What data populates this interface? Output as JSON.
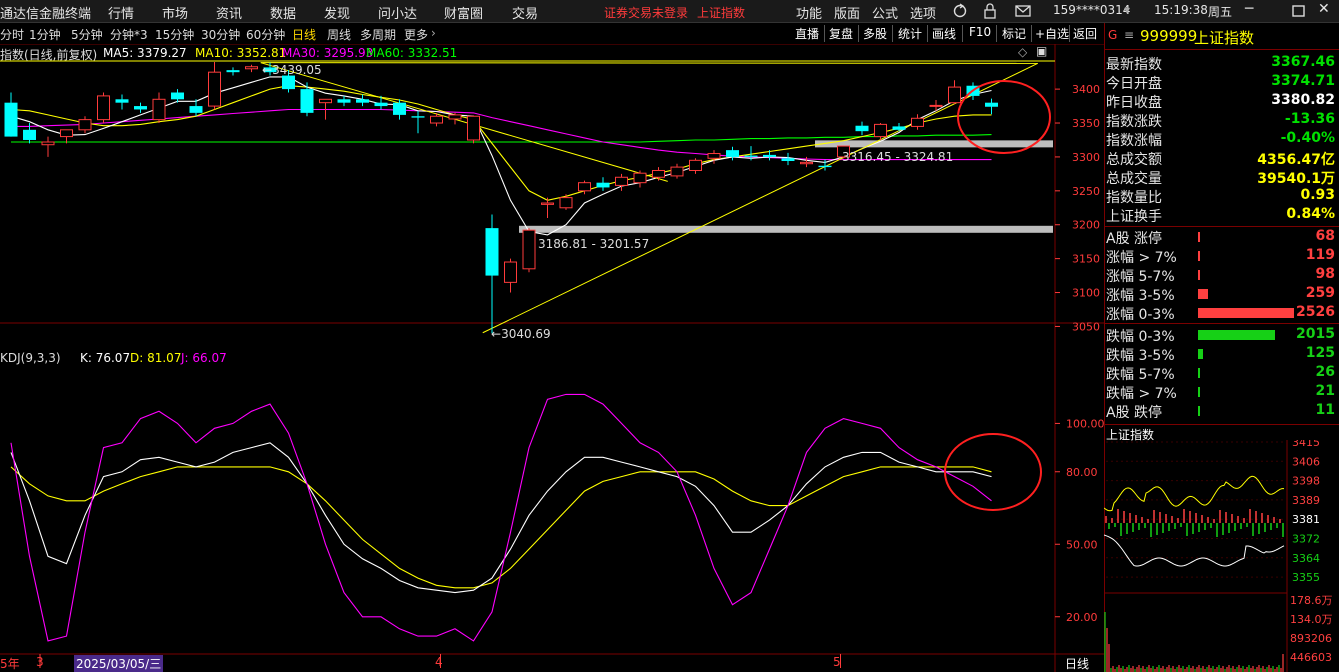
{
  "colors": {
    "up": "#ff3b3b",
    "down": "#00ffff",
    "ma5": "#ffffff",
    "ma10": "#ffff00",
    "ma30": "#ff00ff",
    "ma60": "#00ff00",
    "kdj_k": "#ffffff",
    "kdj_d": "#ffff00",
    "kdj_j": "#ff00ff",
    "axis": "#ff3b3b"
  },
  "menubar": {
    "items": [
      "通达信金融终端",
      "行情",
      "市场",
      "资讯",
      "数据",
      "发现",
      "问小达",
      "财富圈",
      "交易"
    ],
    "warning": "证券交易未登录",
    "status": "上证指数",
    "right_items": [
      "功能",
      "版面",
      "公式",
      "选项"
    ],
    "account": "159****0314",
    "clock": "15:19:38",
    "weekday": "周五"
  },
  "periodbar": {
    "periods": [
      "分时",
      "1分钟",
      "5分钟",
      "分钟*3",
      "15分钟",
      "30分钟",
      "60分钟",
      "日线",
      "周线",
      "多周期",
      "更多"
    ],
    "active": "日线",
    "tools": [
      "直播",
      "复盘",
      "多股",
      "统计",
      "画线",
      "F10",
      "标记",
      "+自选",
      "返回"
    ]
  },
  "main_chart": {
    "label": "指数(日线,前复权)",
    "ma_values": {
      "ma5": "MA5: 3379.27",
      "ma10": "MA10: 3352.81",
      "ma30": "MA30: 3295.93",
      "ma60": "MA60: 3332.51"
    },
    "annotations": {
      "high": "3439.05",
      "low": "3040.69",
      "range_mid": "3186.81 - 3201.57",
      "range_right": "3316.45 - 3324.81"
    },
    "y_ticks": [
      "3400",
      "3350",
      "3300",
      "3250",
      "3200",
      "3150",
      "3100",
      "3050"
    ]
  },
  "chart_data": {
    "type": "candlestick",
    "title": "指数(日线,前复权)",
    "y_range": [
      3030,
      3440
    ],
    "candles": [
      {
        "o": 3380,
        "h": 3395,
        "l": 3330,
        "c": 3330
      },
      {
        "o": 3340,
        "h": 3350,
        "l": 3320,
        "c": 3325
      },
      {
        "o": 3318,
        "h": 3330,
        "l": 3300,
        "c": 3322
      },
      {
        "o": 3330,
        "h": 3340,
        "l": 3320,
        "c": 3340
      },
      {
        "o": 3340,
        "h": 3360,
        "l": 3335,
        "c": 3355
      },
      {
        "o": 3355,
        "h": 3395,
        "l": 3350,
        "c": 3390
      },
      {
        "o": 3385,
        "h": 3392,
        "l": 3370,
        "c": 3380
      },
      {
        "o": 3375,
        "h": 3380,
        "l": 3365,
        "c": 3370
      },
      {
        "o": 3355,
        "h": 3395,
        "l": 3350,
        "c": 3385
      },
      {
        "o": 3395,
        "h": 3400,
        "l": 3380,
        "c": 3385
      },
      {
        "o": 3375,
        "h": 3385,
        "l": 3360,
        "c": 3365
      },
      {
        "o": 3375,
        "h": 3440,
        "l": 3370,
        "c": 3425
      },
      {
        "o": 3428,
        "h": 3432,
        "l": 3420,
        "c": 3425
      },
      {
        "o": 3430,
        "h": 3436,
        "l": 3425,
        "c": 3433
      },
      {
        "o": 3432,
        "h": 3439,
        "l": 3420,
        "c": 3425
      },
      {
        "o": 3420,
        "h": 3428,
        "l": 3395,
        "c": 3400
      },
      {
        "o": 3400,
        "h": 3410,
        "l": 3360,
        "c": 3365
      },
      {
        "o": 3380,
        "h": 3385,
        "l": 3355,
        "c": 3385
      },
      {
        "o": 3385,
        "h": 3390,
        "l": 3375,
        "c": 3380
      },
      {
        "o": 3385,
        "h": 3392,
        "l": 3375,
        "c": 3380
      },
      {
        "o": 3380,
        "h": 3390,
        "l": 3370,
        "c": 3375
      },
      {
        "o": 3380,
        "h": 3385,
        "l": 3355,
        "c": 3362
      },
      {
        "o": 3360,
        "h": 3368,
        "l": 3335,
        "c": 3358
      },
      {
        "o": 3350,
        "h": 3365,
        "l": 3345,
        "c": 3360
      },
      {
        "o": 3356,
        "h": 3365,
        "l": 3348,
        "c": 3362
      },
      {
        "o": 3325,
        "h": 3360,
        "l": 3320,
        "c": 3360
      },
      {
        "o": 3195,
        "h": 3215,
        "l": 3040,
        "c": 3125
      },
      {
        "o": 3115,
        "h": 3150,
        "l": 3100,
        "c": 3145
      },
      {
        "o": 3135,
        "h": 3195,
        "l": 3130,
        "c": 3192
      },
      {
        "o": 3230,
        "h": 3240,
        "l": 3210,
        "c": 3232
      },
      {
        "o": 3225,
        "h": 3245,
        "l": 3222,
        "c": 3240
      },
      {
        "o": 3250,
        "h": 3265,
        "l": 3245,
        "c": 3262
      },
      {
        "o": 3262,
        "h": 3270,
        "l": 3250,
        "c": 3255
      },
      {
        "o": 3258,
        "h": 3275,
        "l": 3250,
        "c": 3270
      },
      {
        "o": 3262,
        "h": 3280,
        "l": 3255,
        "c": 3276
      },
      {
        "o": 3270,
        "h": 3285,
        "l": 3265,
        "c": 3280
      },
      {
        "o": 3272,
        "h": 3290,
        "l": 3268,
        "c": 3285
      },
      {
        "o": 3280,
        "h": 3298,
        "l": 3275,
        "c": 3295
      },
      {
        "o": 3298,
        "h": 3310,
        "l": 3290,
        "c": 3305
      },
      {
        "o": 3310,
        "h": 3315,
        "l": 3295,
        "c": 3300
      },
      {
        "o": 3302,
        "h": 3316,
        "l": 3295,
        "c": 3300
      },
      {
        "o": 3303,
        "h": 3310,
        "l": 3295,
        "c": 3300
      },
      {
        "o": 3298,
        "h": 3306,
        "l": 3288,
        "c": 3294
      },
      {
        "o": 3290,
        "h": 3300,
        "l": 3285,
        "c": 3292
      },
      {
        "o": 3287,
        "h": 3296,
        "l": 3280,
        "c": 3285
      },
      {
        "o": 3300,
        "h": 3316,
        "l": 3298,
        "c": 3316
      },
      {
        "o": 3346,
        "h": 3352,
        "l": 3332,
        "c": 3338
      },
      {
        "o": 3330,
        "h": 3350,
        "l": 3325,
        "c": 3348
      },
      {
        "o": 3345,
        "h": 3350,
        "l": 3338,
        "c": 3340
      },
      {
        "o": 3345,
        "h": 3363,
        "l": 3340,
        "c": 3357
      },
      {
        "o": 3375,
        "h": 3384,
        "l": 3368,
        "c": 3376
      },
      {
        "o": 3380,
        "h": 3413,
        "l": 3378,
        "c": 3403
      },
      {
        "o": 3405,
        "h": 3410,
        "l": 3384,
        "c": 3390
      },
      {
        "o": 3380,
        "h": 3386,
        "l": 3363,
        "c": 3374
      }
    ],
    "ma5": [
      3360,
      3352,
      3340,
      3332,
      3333,
      3342,
      3352,
      3362,
      3372,
      3382,
      3382,
      3394,
      3402,
      3410,
      3418,
      3418,
      3403,
      3394,
      3390,
      3385,
      3378,
      3377,
      3368,
      3367,
      3362,
      3360,
      3302,
      3236,
      3190,
      3185,
      3200,
      3232,
      3245,
      3257,
      3262,
      3270,
      3277,
      3286,
      3295,
      3300,
      3298,
      3300,
      3299,
      3295,
      3292,
      3300,
      3312,
      3323,
      3336,
      3355,
      3368,
      3383,
      3392,
      3398
    ],
    "ma10": [
      3370,
      3368,
      3362,
      3356,
      3350,
      3346,
      3346,
      3348,
      3352,
      3355,
      3360,
      3370,
      3380,
      3390,
      3400,
      3405,
      3403,
      3400,
      3397,
      3392,
      3388,
      3384,
      3378,
      3370,
      3362,
      3355,
      3320,
      3285,
      3250,
      3236,
      3242,
      3250,
      3258,
      3265,
      3270,
      3276,
      3282,
      3290,
      3296,
      3300,
      3304,
      3308,
      3312,
      3316,
      3320,
      3324,
      3330,
      3336,
      3342,
      3350,
      3356,
      3360,
      3362,
      3362
    ],
    "ma30": [
      3345,
      3345,
      3346,
      3347,
      3348,
      3350,
      3352,
      3354,
      3356,
      3358,
      3360,
      3362,
      3364,
      3366,
      3368,
      3370,
      3370,
      3370,
      3370,
      3370,
      3370,
      3369,
      3368,
      3367,
      3366,
      3365,
      3358,
      3352,
      3346,
      3340,
      3334,
      3328,
      3322,
      3318,
      3314,
      3310,
      3307,
      3305,
      3303,
      3301,
      3300,
      3299,
      3298,
      3297,
      3296,
      3296,
      3296,
      3296,
      3296,
      3296,
      3296,
      3296,
      3296,
      3296
    ],
    "ma60": [
      3322,
      3322,
      3322,
      3322,
      3322,
      3322,
      3322,
      3322,
      3322,
      3322,
      3322,
      3322,
      3322,
      3322,
      3322,
      3322,
      3322,
      3322,
      3322,
      3322,
      3322,
      3322,
      3322,
      3322,
      3322,
      3322,
      3322,
      3322,
      3322,
      3322,
      3322,
      3322,
      3322,
      3322,
      3322,
      3323,
      3324,
      3325,
      3325,
      3326,
      3327,
      3327,
      3328,
      3328,
      3329,
      3329,
      3330,
      3330,
      3331,
      3331,
      3332,
      3332,
      3332,
      3333
    ],
    "trendlines": [
      {
        "x1": 25.5,
        "y1": 3040.69,
        "x2": 55.5,
        "y2": 3438
      },
      {
        "x1": 13.5,
        "y1": 3439,
        "x2": 35.5,
        "y2": 3264
      },
      {
        "x1": 13.5,
        "y1": 3439,
        "x2": 55.5,
        "y2": 3438
      }
    ],
    "support_bands": [
      {
        "from_index": 28,
        "y": 3194
      },
      {
        "from_index": 44,
        "y": 3320
      }
    ]
  },
  "kdj": {
    "label": "KDJ(9,3,3)",
    "k_label": "K: 76.07",
    "d_label": "D: 81.07",
    "j_label": "J: 66.07",
    "y_ticks": [
      "100.00",
      "80.00",
      "50.00",
      "20.00"
    ],
    "y_range": [
      5,
      125
    ],
    "k": [
      88,
      68,
      45,
      42,
      62,
      78,
      80,
      85,
      86,
      84,
      82,
      84,
      88,
      90,
      92,
      86,
      75,
      62,
      50,
      44,
      40,
      35,
      32,
      31,
      30,
      31,
      36,
      48,
      62,
      72,
      80,
      86,
      86,
      84,
      82,
      80,
      78,
      74,
      66,
      55,
      55,
      60,
      66,
      75,
      82,
      86,
      88,
      88,
      84,
      82,
      80,
      80,
      80,
      78
    ],
    "d": [
      82,
      75,
      70,
      68,
      68,
      72,
      75,
      78,
      80,
      82,
      82,
      82,
      82,
      82,
      82,
      80,
      75,
      68,
      60,
      52,
      46,
      40,
      36,
      33,
      32,
      32,
      34,
      40,
      48,
      56,
      64,
      72,
      76,
      78,
      80,
      80,
      80,
      80,
      77,
      72,
      68,
      66,
      66,
      70,
      74,
      78,
      80,
      82,
      82,
      82,
      82,
      82,
      82,
      80
    ],
    "j": [
      92,
      45,
      10,
      12,
      55,
      90,
      92,
      102,
      105,
      100,
      92,
      98,
      100,
      105,
      108,
      96,
      75,
      50,
      30,
      20,
      20,
      15,
      12,
      12,
      15,
      10,
      22,
      55,
      90,
      110,
      112,
      112,
      108,
      100,
      92,
      88,
      80,
      62,
      40,
      25,
      30,
      48,
      66,
      88,
      98,
      102,
      100,
      98,
      90,
      85,
      82,
      78,
      74,
      68
    ]
  },
  "x_axis": {
    "labels": [
      "5年",
      "3",
      "2025/03/05/三",
      "4",
      "5"
    ],
    "corner": "日线"
  },
  "right_panel": {
    "title": {
      "symbol": "G",
      "code": "999999",
      "name": "上证指数"
    },
    "quotes": [
      {
        "label": "最新指数",
        "value": "3367.46",
        "color": "#00e000"
      },
      {
        "label": "今日开盘",
        "value": "3374.71",
        "color": "#00e000"
      },
      {
        "label": "昨日收盘",
        "value": "3380.82",
        "color": "#ffffff"
      },
      {
        "label": "指数涨跌",
        "value": "-13.36",
        "color": "#00e000"
      },
      {
        "label": "指数涨幅",
        "value": "-0.40%",
        "color": "#00e000"
      },
      {
        "label": "总成交额",
        "value": "4356.47亿",
        "color": "#ffff00"
      },
      {
        "label": "总成交量",
        "value": "39540.1万",
        "color": "#ffff00"
      },
      {
        "label": "指数量比",
        "value": "0.93",
        "color": "#ffff00"
      },
      {
        "label": "上证换手",
        "value": "0.84%",
        "color": "#ffff00"
      }
    ],
    "stats_up": [
      {
        "label": "A股 涨停",
        "value": "68",
        "ratio": 0.02
      },
      {
        "label": "涨幅 > 7%",
        "value": "119",
        "ratio": 0.02
      },
      {
        "label": "涨幅 5-7%",
        "value": "98",
        "ratio": 0.02
      },
      {
        "label": "涨幅 3-5%",
        "value": "259",
        "ratio": 0.1
      },
      {
        "label": "涨幅 0-3%",
        "value": "2526",
        "ratio": 1.0
      }
    ],
    "stats_down": [
      {
        "label": "跌幅 0-3%",
        "value": "2015",
        "ratio": 0.8
      },
      {
        "label": "跌幅 3-5%",
        "value": "125",
        "ratio": 0.05
      },
      {
        "label": "跌幅 5-7%",
        "value": "26",
        "ratio": 0.01
      },
      {
        "label": "跌幅 > 7%",
        "value": "21",
        "ratio": 0.01
      },
      {
        "label": "A股 跌停",
        "value": "11",
        "ratio": 0.01
      }
    ],
    "mini_chart": {
      "title": "上证指数",
      "y_labels": [
        "3415",
        "3406",
        "3398",
        "3389",
        "3381",
        "3372",
        "3364",
        "3355"
      ],
      "volume_labels": [
        "178.6万",
        "134.0万",
        "893206",
        "446603"
      ]
    }
  }
}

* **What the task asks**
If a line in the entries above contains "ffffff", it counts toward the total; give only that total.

* **Result**
3